* _Records to process_:
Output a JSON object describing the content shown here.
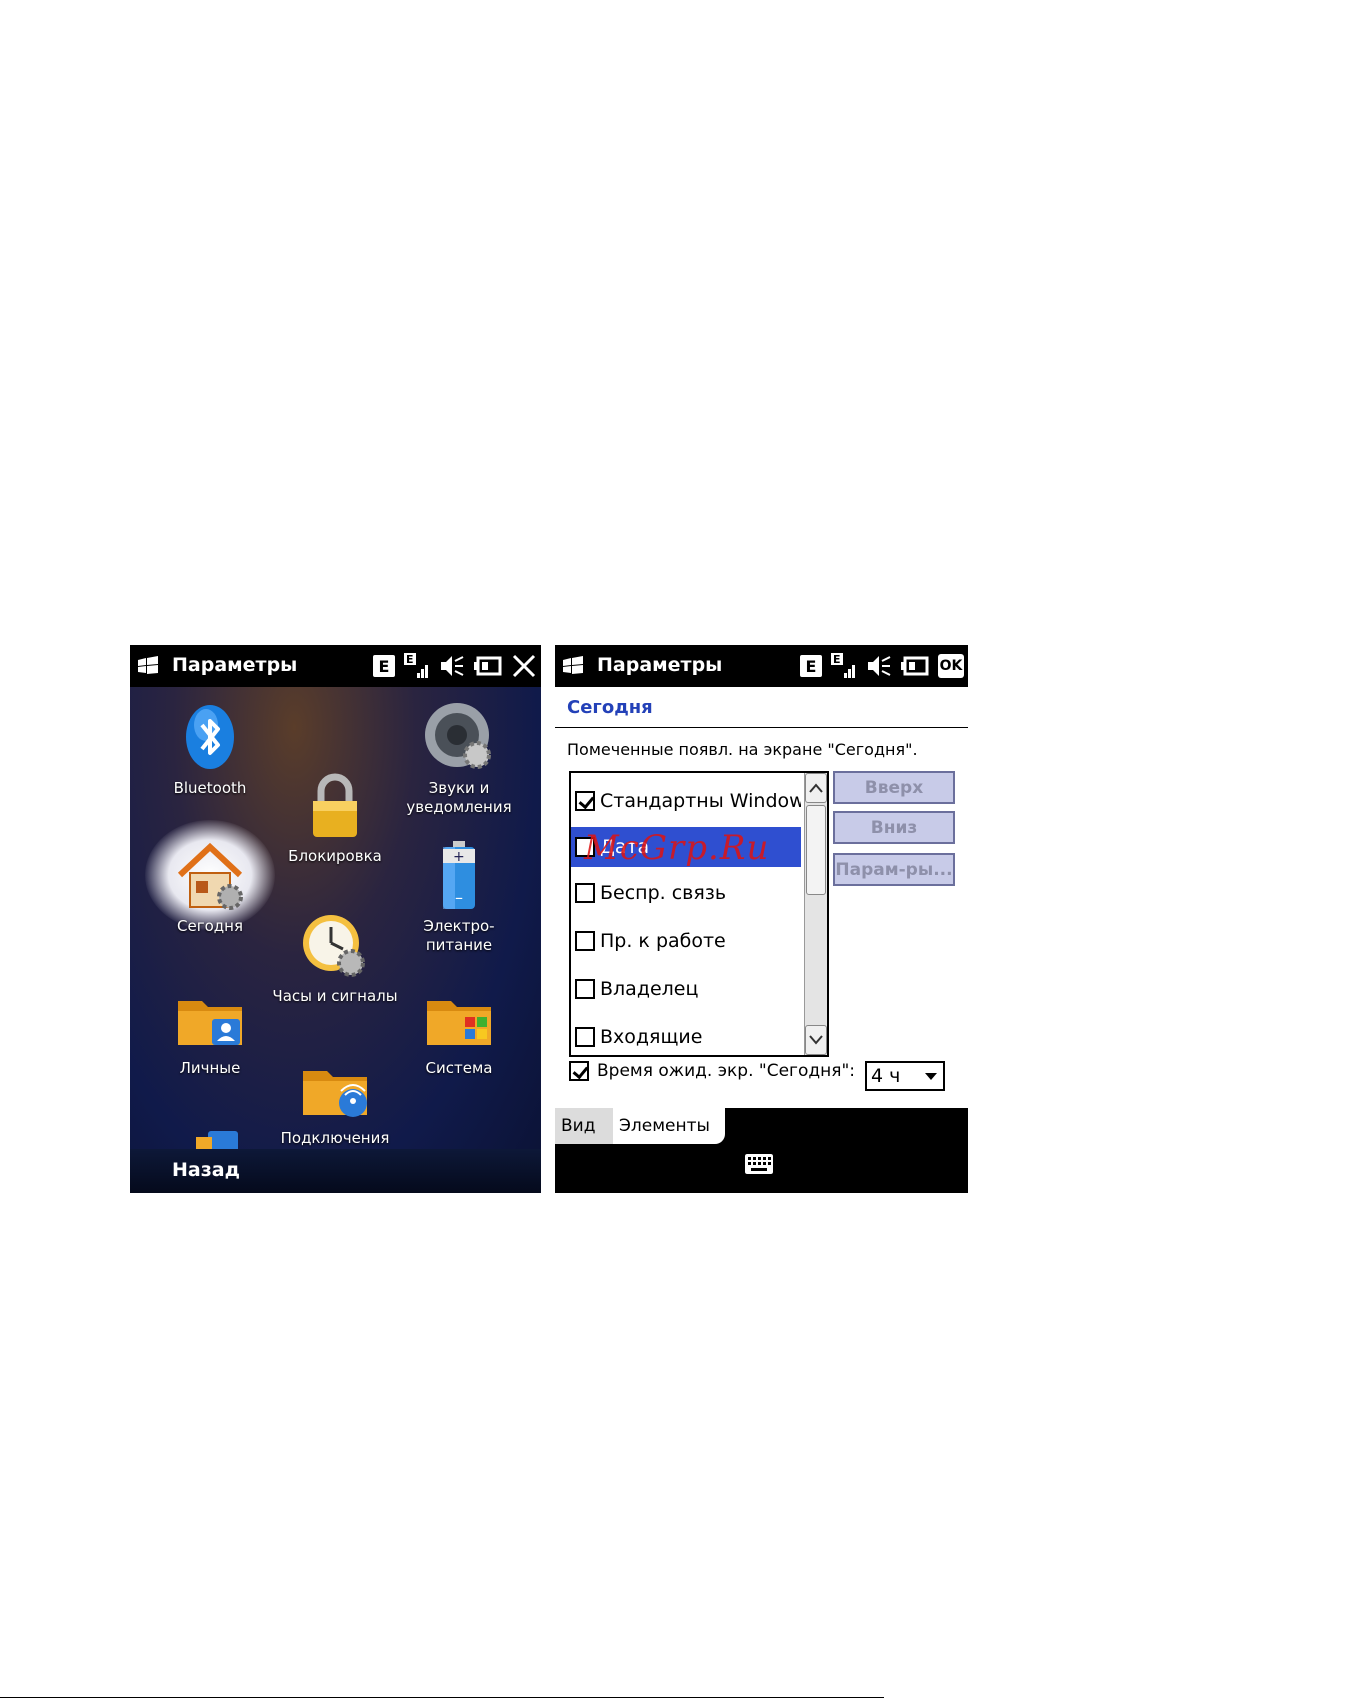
{
  "left": {
    "title": "Параметры",
    "status": {
      "network_letter": "E",
      "signal_letter": "E"
    },
    "tiles": [
      {
        "label": "Bluetooth"
      },
      {
        "label": "Звуки и\nуведомления"
      },
      {
        "label": "Блокировка"
      },
      {
        "label": "Сегодня"
      },
      {
        "label": "Электро-\nпитание"
      },
      {
        "label": "Часы и сигналы"
      },
      {
        "label": "Личные"
      },
      {
        "label": "Система"
      },
      {
        "label": "Подключения"
      }
    ],
    "softkey_left": "Назад"
  },
  "right": {
    "title": "Параметры",
    "status": {
      "network_letter": "E",
      "signal_letter": "E",
      "ok_label": "OK"
    },
    "heading": "Сегодня",
    "description": "Помеченные появл. на экране \"Сегодня\".",
    "items": [
      {
        "label": "Стандартны Window",
        "checked": true
      },
      {
        "label": "Дата",
        "checked": false,
        "selected": true
      },
      {
        "label": "Беспр. связь",
        "checked": false
      },
      {
        "label": "Пр. к работе",
        "checked": false
      },
      {
        "label": "Владелец",
        "checked": false
      },
      {
        "label": "Входящие",
        "checked": false
      }
    ],
    "buttons": {
      "up": "Вверх",
      "down": "Вниз",
      "params": "Парам-ры..."
    },
    "timeout_label": "Время ожид. экр. \"Сегодня\":",
    "timeout_checked": true,
    "timeout_value": "4 ч",
    "tabs": [
      {
        "label": "Вид"
      },
      {
        "label": "Элементы"
      }
    ]
  },
  "watermark": "McGrp.Ru",
  "colors": {
    "heading": "#2341b8",
    "selection": "#2f4fd0",
    "watermark": "#dc1414"
  }
}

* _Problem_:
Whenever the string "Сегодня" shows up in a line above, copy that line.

* _Answer space_:
        "label": "Сегодня"
    "heading": "Сегодня",
    "description": "Помеченные появл. на экране \"Сегодня\".",
    "timeout_label": "Время ожид. экр. \"Сегодня\":",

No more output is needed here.